The plan would have worked even better if Social Security's surplus, which was loaned to the government, had reduced the government's need to borrow from outside sources, such as foreign countries.
That would have meant less to pay back in the future, freeing up dollars to meet Social Security's long-term obligations and other needs.
For a few years, it looked like that might happen. Beginning in the mid-1990s, the portion of the national debt owed to foreign governments and other outside sources did drop — from 49 percent to 33 percent of the gross domestic product.
But the trend reversed after 2001, as the government borrowed more money to offset growing deficits resulting from tax cuts and increased spending caused by the wars in Iraq and Afghanistan. The White House Office of Management and Budget projects the outside debt will be 39 percent of the GDP by next year.
Baker, who co-authored the book Social Security: The Phony Crisis in 1999, said the nation's financial problem wasn't with Social Security; ''it's on the side of the general budget.''
He also criticized supporters of privatizing Social Security for citing 2018 — instead of 2027 — as the year outgoing funds outstrip income. The earlier year is the crossover point only if interest earned by the trust fund isn't counted.
Baker argued that the greatest threat to retirement security for most Americans is the switch from traditional pensions to 401(k)-type programs.
''We're having this big argument over the segment of the retirement system that's basically working and ignoring the parts that are broken — particularly the pension part.
''That's what we should be having a discussion about — not Social Security.''
Social Security does face long-term problems, according to the program trustees. But they stem from fundamental changes in society: People are living longer but having fewer children able to pay into the system.
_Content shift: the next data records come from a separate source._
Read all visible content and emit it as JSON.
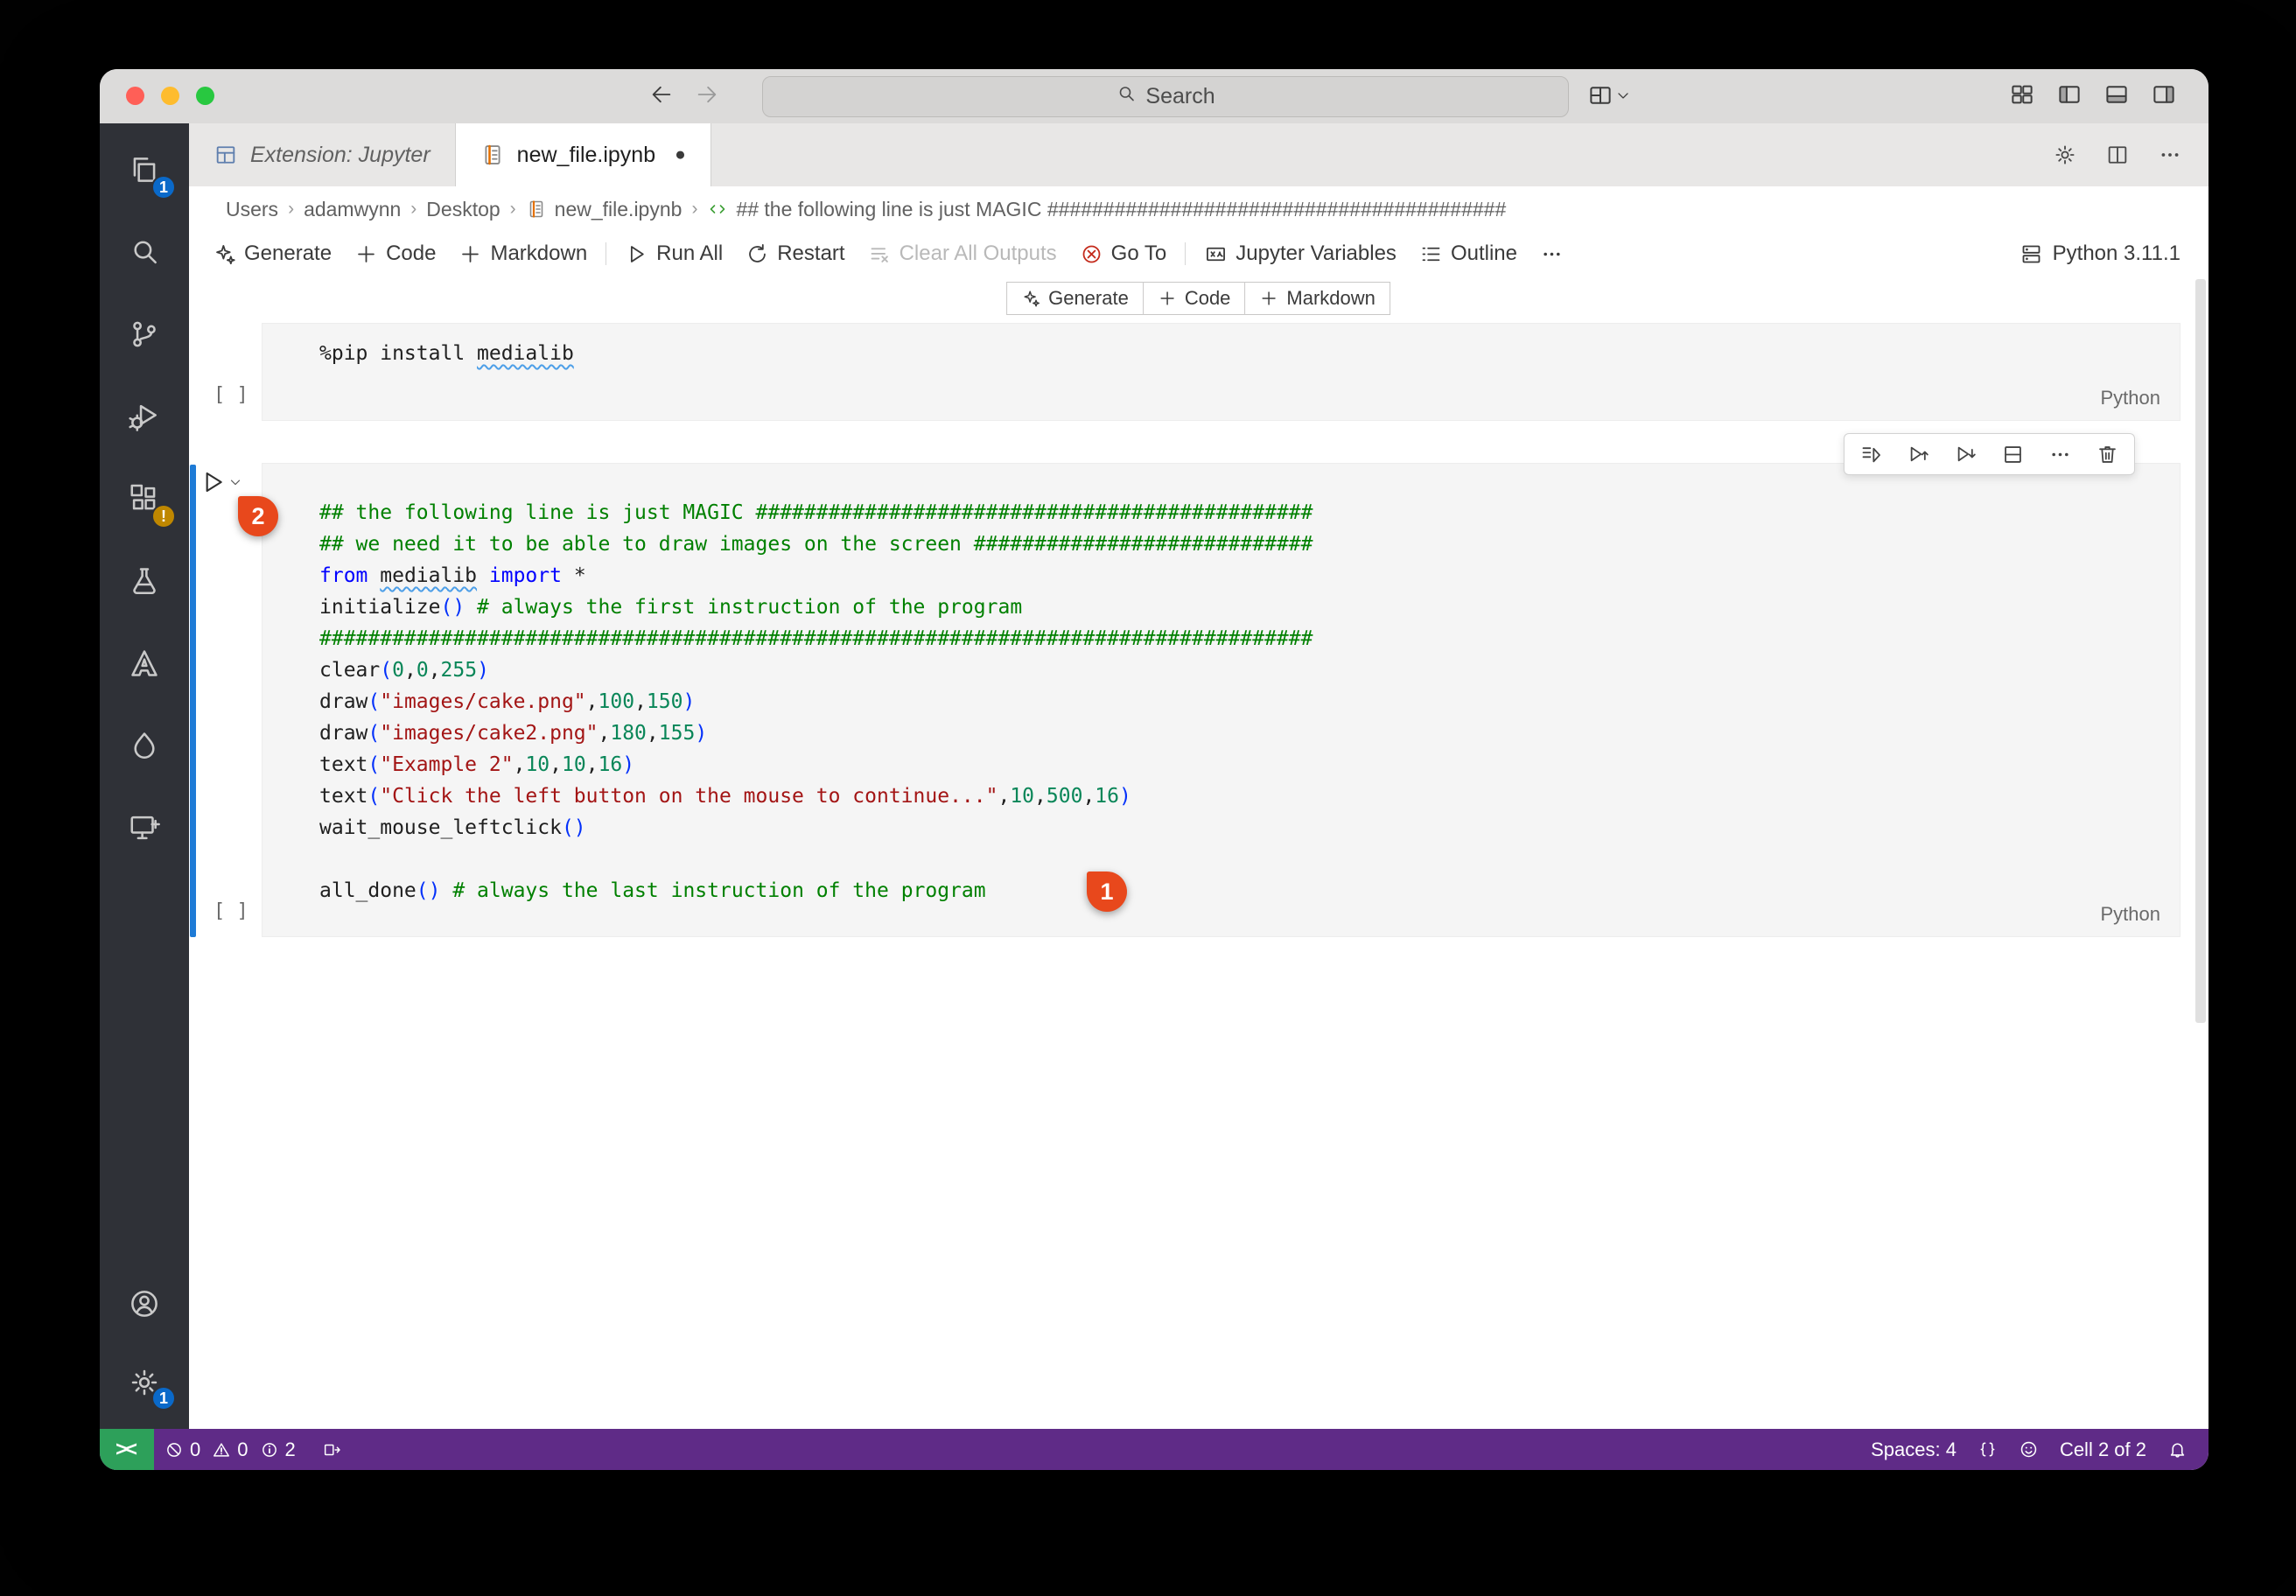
{
  "titlebar": {
    "search_placeholder": "Search"
  },
  "tabs": [
    {
      "label": "Extension: Jupyter",
      "icon": "grid-tab",
      "italic": true,
      "active": false,
      "modified": false
    },
    {
      "label": "new_file.ipynb",
      "icon": "notebook",
      "italic": false,
      "active": true,
      "modified": true
    }
  ],
  "tab_actions": [
    {
      "icon": "gear",
      "name": "configure"
    },
    {
      "icon": "split-editor",
      "name": "split-editor"
    },
    {
      "icon": "ellipsis",
      "name": "more-actions"
    }
  ],
  "breadcrumbs": [
    {
      "label": "Users"
    },
    {
      "label": "adamwynn"
    },
    {
      "label": "Desktop"
    },
    {
      "label": "new_file.ipynb",
      "icon": "notebook"
    },
    {
      "label": "## the following line is just MAGIC #########################################",
      "icon": "code-cell"
    }
  ],
  "toolbar": {
    "items": [
      {
        "icon": "sparkle",
        "label": "Generate"
      },
      {
        "icon": "plus",
        "label": "Code"
      },
      {
        "icon": "plus",
        "label": "Markdown"
      },
      {
        "divider": true
      },
      {
        "icon": "play",
        "label": "Run All"
      },
      {
        "icon": "restart",
        "label": "Restart"
      },
      {
        "icon": "clear-all",
        "label": "Clear All Outputs",
        "disabled": true
      },
      {
        "icon": "circle-slash",
        "label": "Go To",
        "icon_color": "#c42b1c"
      },
      {
        "divider": true
      },
      {
        "icon": "variables",
        "label": "Jupyter Variables"
      },
      {
        "icon": "outline",
        "label": "Outline"
      },
      {
        "icon": "ellipsis",
        "label": ""
      }
    ],
    "kernel": {
      "icon": "server",
      "label": "Python 3.11.1"
    }
  },
  "insert_toolbar": [
    {
      "icon": "sparkle",
      "label": "Generate"
    },
    {
      "icon": "plus",
      "label": "Code"
    },
    {
      "icon": "plus",
      "label": "Markdown"
    }
  ],
  "activity_bar": {
    "top": [
      {
        "name": "explorer",
        "icon": "files",
        "badge": "1"
      },
      {
        "name": "search",
        "icon": "search"
      },
      {
        "name": "source-control",
        "icon": "git"
      },
      {
        "name": "run-and-debug",
        "icon": "debug"
      },
      {
        "name": "extensions",
        "icon": "extensions",
        "badge": "!",
        "warn": true
      },
      {
        "name": "testing",
        "icon": "beaker"
      },
      {
        "name": "azure",
        "icon": "azure"
      },
      {
        "name": "extension-tool",
        "icon": "drop"
      },
      {
        "name": "remote-explorer",
        "icon": "monitor-plus"
      }
    ],
    "bottom": [
      {
        "name": "accounts",
        "icon": "account"
      },
      {
        "name": "settings",
        "icon": "gear",
        "badge": "1"
      }
    ]
  },
  "cells": [
    {
      "execution_label": "[ ]",
      "language": "Python",
      "lines": [
        [
          {
            "t": "%pip install ",
            "y": "t"
          },
          {
            "t": "medialib",
            "y": "t",
            "u": true
          }
        ]
      ]
    },
    {
      "execution_label": "[ ]",
      "language": "Python",
      "toolbar": [
        "run-list",
        "run-up",
        "run-down",
        "split-cell",
        "ellipsis",
        "trash"
      ],
      "lines": [
        [
          {
            "t": "## the following line is just MAGIC ##############################################",
            "y": "c"
          }
        ],
        [
          {
            "t": "## we need it to be able to draw images on the screen ############################",
            "y": "c"
          }
        ],
        [
          {
            "t": "from",
            "y": "k"
          },
          {
            "t": " ",
            "y": "t"
          },
          {
            "t": "medialib",
            "y": "t",
            "u": true
          },
          {
            "t": " ",
            "y": "t"
          },
          {
            "t": "import",
            "y": "k"
          },
          {
            "t": " *",
            "y": "t"
          }
        ],
        [
          {
            "t": "initialize",
            "y": "t"
          },
          {
            "t": "()",
            "y": "p"
          },
          {
            "t": " ",
            "y": "t"
          },
          {
            "t": "# always the first instruction of the program",
            "y": "c"
          }
        ],
        [
          {
            "t": "##################################################################################",
            "y": "c"
          }
        ],
        [
          {
            "t": "clear",
            "y": "t"
          },
          {
            "t": "(",
            "y": "p"
          },
          {
            "t": "0",
            "y": "n"
          },
          {
            "t": ",",
            "y": "t"
          },
          {
            "t": "0",
            "y": "n"
          },
          {
            "t": ",",
            "y": "t"
          },
          {
            "t": "255",
            "y": "n"
          },
          {
            "t": ")",
            "y": "p"
          }
        ],
        [
          {
            "t": "draw",
            "y": "t"
          },
          {
            "t": "(",
            "y": "p"
          },
          {
            "t": "\"images/cake.png\"",
            "y": "s"
          },
          {
            "t": ",",
            "y": "t"
          },
          {
            "t": "100",
            "y": "n"
          },
          {
            "t": ",",
            "y": "t"
          },
          {
            "t": "150",
            "y": "n"
          },
          {
            "t": ")",
            "y": "p"
          }
        ],
        [
          {
            "t": "draw",
            "y": "t"
          },
          {
            "t": "(",
            "y": "p"
          },
          {
            "t": "\"images/cake2.png\"",
            "y": "s"
          },
          {
            "t": ",",
            "y": "t"
          },
          {
            "t": "180",
            "y": "n"
          },
          {
            "t": ",",
            "y": "t"
          },
          {
            "t": "155",
            "y": "n"
          },
          {
            "t": ")",
            "y": "p"
          }
        ],
        [
          {
            "t": "text",
            "y": "t"
          },
          {
            "t": "(",
            "y": "p"
          },
          {
            "t": "\"Example 2\"",
            "y": "s"
          },
          {
            "t": ",",
            "y": "t"
          },
          {
            "t": "10",
            "y": "n"
          },
          {
            "t": ",",
            "y": "t"
          },
          {
            "t": "10",
            "y": "n"
          },
          {
            "t": ",",
            "y": "t"
          },
          {
            "t": "16",
            "y": "n"
          },
          {
            "t": ")",
            "y": "p"
          }
        ],
        [
          {
            "t": "text",
            "y": "t"
          },
          {
            "t": "(",
            "y": "p"
          },
          {
            "t": "\"Click the left button on the mouse to continue...\"",
            "y": "s"
          },
          {
            "t": ",",
            "y": "t"
          },
          {
            "t": "10",
            "y": "n"
          },
          {
            "t": ",",
            "y": "t"
          },
          {
            "t": "500",
            "y": "n"
          },
          {
            "t": ",",
            "y": "t"
          },
          {
            "t": "16",
            "y": "n"
          },
          {
            "t": ")",
            "y": "p"
          }
        ],
        [
          {
            "t": "wait_mouse_leftclick",
            "y": "t"
          },
          {
            "t": "()",
            "y": "p"
          }
        ],
        [],
        [
          {
            "t": "all_done",
            "y": "t"
          },
          {
            "t": "()",
            "y": "p"
          },
          {
            "t": " ",
            "y": "t"
          },
          {
            "t": "# always the last instruction of the program",
            "y": "c"
          }
        ]
      ]
    }
  ],
  "annotations": [
    {
      "label": "2"
    },
    {
      "label": "1"
    }
  ],
  "statusbar": {
    "remote_label": "><",
    "problems": {
      "errors": "0",
      "warnings": "0",
      "infos": "2"
    },
    "right": [
      {
        "label": "Spaces: 4",
        "name": "indentation"
      },
      {
        "icon": "braces",
        "name": "format"
      },
      {
        "icon": "smiley",
        "name": "feedback"
      },
      {
        "label": "Cell 2 of 2",
        "name": "cell-position"
      },
      {
        "icon": "bell",
        "name": "notifications"
      }
    ]
  },
  "colors": {
    "annotation_badge": "#e8481c",
    "cell_focus_border": "#1e7bd6",
    "statusbar_bg": "#5f2b87",
    "remote_bg": "#2da05a",
    "comment": "#008000",
    "keyword": "#0000ff",
    "string": "#a31515",
    "number": "#098658",
    "bracket": "#0431fa"
  }
}
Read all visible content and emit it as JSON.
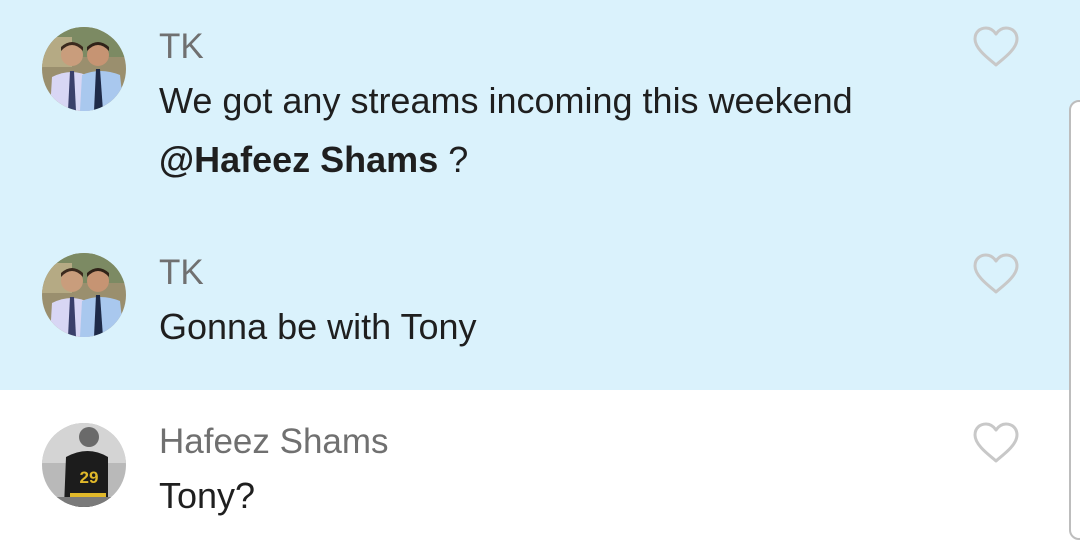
{
  "messages": [
    {
      "author": "TK",
      "text_before": "We got any streams incoming this weekend ",
      "mention": "@Hafeez Shams",
      "text_after": " ?",
      "avatar": "photo-two-men-in-shirts",
      "liked": false
    },
    {
      "author": "TK",
      "text": "Gonna be with Tony",
      "avatar": "photo-two-men-in-shirts",
      "liked": false
    },
    {
      "author": "Hafeez Shams",
      "text": "Tony?",
      "avatar": "photo-player-jersey-29",
      "jersey_number": "29",
      "liked": false
    }
  ],
  "icons": {
    "like": "heart-outline-icon"
  },
  "colors": {
    "highlight_background": "#daf2fc",
    "author_text": "#707070",
    "body_text": "#1f1f1f",
    "heart_outline": "#c8c8c8"
  }
}
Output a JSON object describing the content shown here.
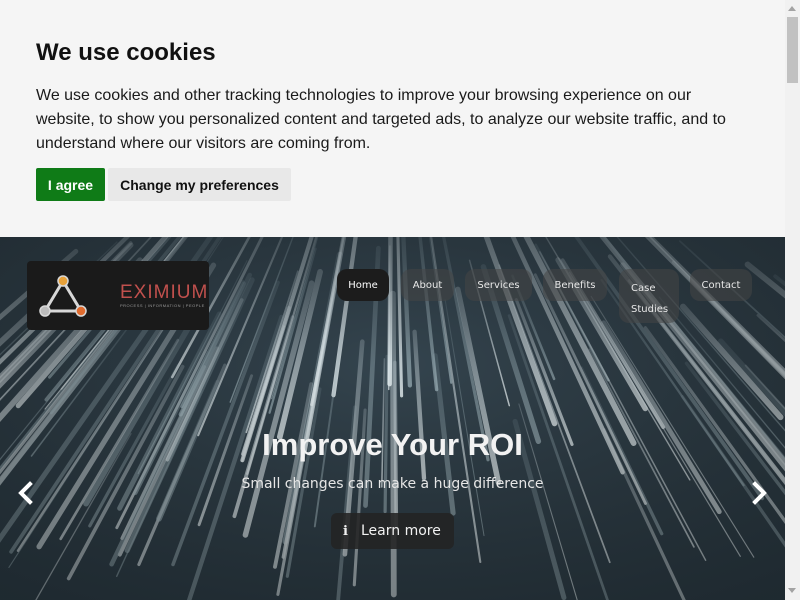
{
  "cookie_banner": {
    "title": "We use cookies",
    "text": "We use cookies and other tracking technologies to improve your browsing experience on our website, to show you personalized content and targeted ads, to analyze our website traffic, and to understand where our visitors are coming from.",
    "agree_label": "I agree",
    "prefs_label": "Change my preferences"
  },
  "logo": {
    "name": "EXIMIUM",
    "tagline": "PROCESS | INFORMATION | PEOPLE"
  },
  "nav": {
    "home": "Home",
    "about": "About",
    "services": "Services",
    "benefits": "Benefits",
    "case_line1": "Case",
    "case_line2": "Studies",
    "contact": "Contact"
  },
  "hero": {
    "heading": "Improve Your ROI",
    "subheading": "Small changes can make a huge difference",
    "cta_label": "Learn more",
    "cta_icon": "info-icon",
    "prev_icon": "chevron-left-icon",
    "next_icon": "chevron-right-icon"
  },
  "colors": {
    "agree_button": "#0f7b17",
    "logo_text": "#c0504d",
    "hero_bg": "#2d3b45"
  }
}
As a result, the number of retirees is increasing much faster than workers. In 1950, there were 16.5 workers supporting every retiree. Today the ratio is 3.3 to 1. Within 40 years, there will be only two workers for every retiree — not enough to pay all benefits without raising the tax rate or making some other change.
Baker argued there is plenty of time to make changes.
''The changes we'd be looking at are not enormous,'' he said. ''I don't see there's any reason to rush to do something.''
Peter Diamond, an economics professor at the Massachusetts Institute of Technology, agrees with Baker that Social Security's finances are sound, but favors quicker action.
''I agree with him totally that there is no crisis; it's a small problem,'' Diamond said. ''The question is wouldn't it be better to address the small problem sooner rather than later.''
Diamond detailed his plan in a 2005 book, Saving Social Security: A Balanced Approach, which he co-authored.
His proposal calls for small reductions in benefits for future retirees, coupled with gradually increasing the payroll tax and raising the cap on paychecks subject to the tax, which now stops collecting on earnings above $102,000 a year.
Diamond said raising the earnings cap would be a way to regain tax revenue lost because of the trend toward a larger share of total earnings going to the 6 percent of workers at the top of the pay scale.
In 1982 — the last time the Social Security law was revamped — all but 10 percent of total income was taxable, he said. ''Today it's still the case that only 6 percent of workers have earnings above the maximum, but now they're getting 15 percent of the total payroll.
''The increasing inequality in earnings distribution has decreased the amount of payroll that's taxable and has hurt the finances of Social Security.''
David Knox can be reached at 330-996-3532 or email@example.com